======== Extracted entries ========

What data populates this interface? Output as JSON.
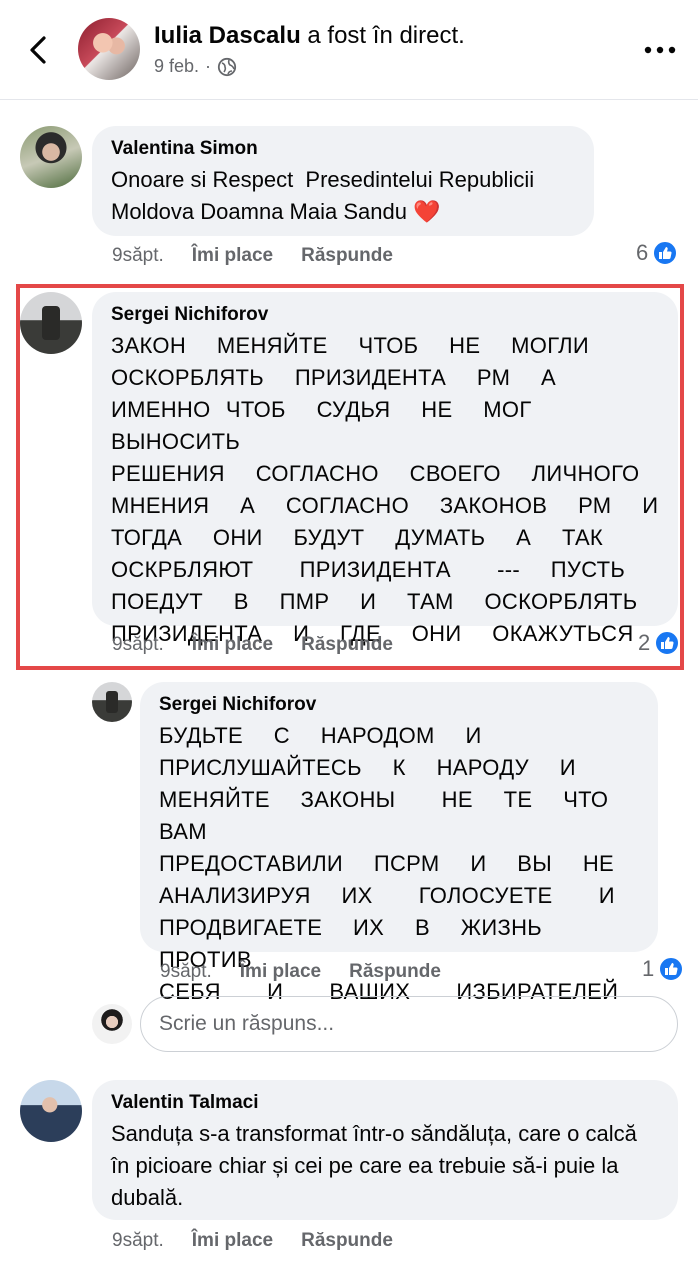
{
  "header": {
    "author": "Iulia Dascalu",
    "action": " a fost în direct.",
    "date": "9 feb.",
    "separator": "·"
  },
  "comments": [
    {
      "author": "Valentina Simon",
      "text": "Onoare si Respect  Presedintelui Republicii Moldova Doamna Maia Sandu ❤️",
      "time": "9săpt.",
      "like": "Îmi place",
      "reply": "Răspunde",
      "reactions": "6"
    },
    {
      "author": "Sergei Nichiforov",
      "text": "ЗАКОН  МЕНЯЙТЕ  ЧТОБ  НЕ  МОГЛИ\nОСКОРБЛЯТЬ  ПРИЗИДЕНТА  РМ  А\nИМЕННО ЧТОБ  СУДЬЯ  НЕ  МОГ  ВЫНОСИТЬ\nРЕШЕНИЯ  СОГЛАСНО  СВОЕГО  ЛИЧНОГО\nМНЕНИЯ  А  СОГЛАСНО  ЗАКОНОВ  РМ  И\nТОГДА  ОНИ  БУДУТ  ДУМАТЬ  А  ТАК\nОСКРБЛЯЮТ   ПРИЗИДЕНТА   ---  ПУСТЬ\nПОЕДУТ  В  ПМР  И  ТАМ  ОСКОРБЛЯТЬ\nПРИЗИДЕНТА  И  ГДЕ  ОНИ  ОКАЖУТЬСЯ",
      "time": "9săpt.",
      "like": "Îmi place",
      "reply": "Răspunde",
      "reactions": "2"
    },
    {
      "author": "Sergei Nichiforov",
      "text": "БУДЬТЕ  С  НАРОДОМ  И\nПРИСЛУШАЙТЕСЬ  К  НАРОДУ  И\nМЕНЯЙТЕ  ЗАКОНЫ   НЕ  ТЕ  ЧТО  ВАМ\nПРЕДОСТАВИЛИ  ПСРМ  И  ВЫ  НЕ\nАНАЛИЗИРУЯ  ИХ   ГОЛОСУЕТЕ   И\nПРОДВИГАЕТЕ  ИХ  В  ЖИЗНЬ  ПРОТИВ\nСЕБЯ   И   ВАШИХ   ИЗБИРАТЕЛЕЙ",
      "time": "9săpt.",
      "like": "Îmi place",
      "reply": "Răspunde",
      "reactions": "1"
    },
    {
      "author": "Valentin Talmaci",
      "text": "Sanduța s-a transformat într-o săndăluța, care o calcă în picioare chiar și cei pe care ea trebuie să-i puie la dubală.",
      "time": "9săpt.",
      "like": "Îmi place",
      "reply": "Răspunde"
    }
  ],
  "reply_box": {
    "placeholder": "Scrie un răspuns..."
  },
  "colors": {
    "accent": "#1877f2",
    "highlight": "#e44848",
    "bubble": "#f0f2f5",
    "secondary_text": "#65676b"
  },
  "icons": [
    "back-arrow-icon",
    "globe-icon",
    "more-icon",
    "like-icon"
  ]
}
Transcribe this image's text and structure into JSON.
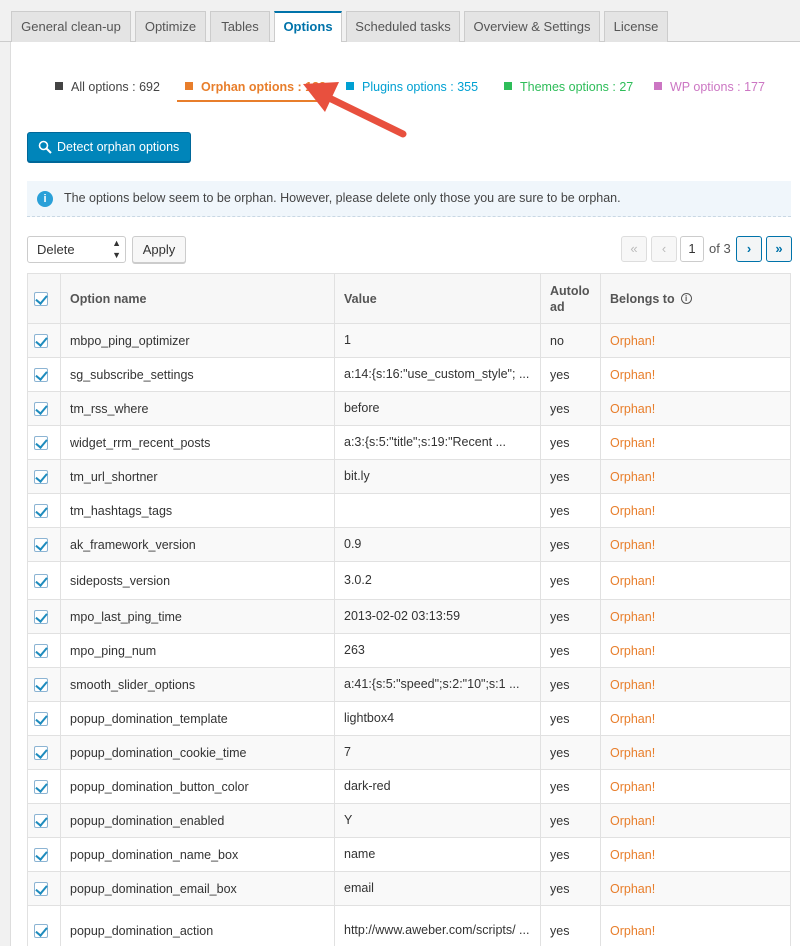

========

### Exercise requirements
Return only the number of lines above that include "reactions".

### Answer box
3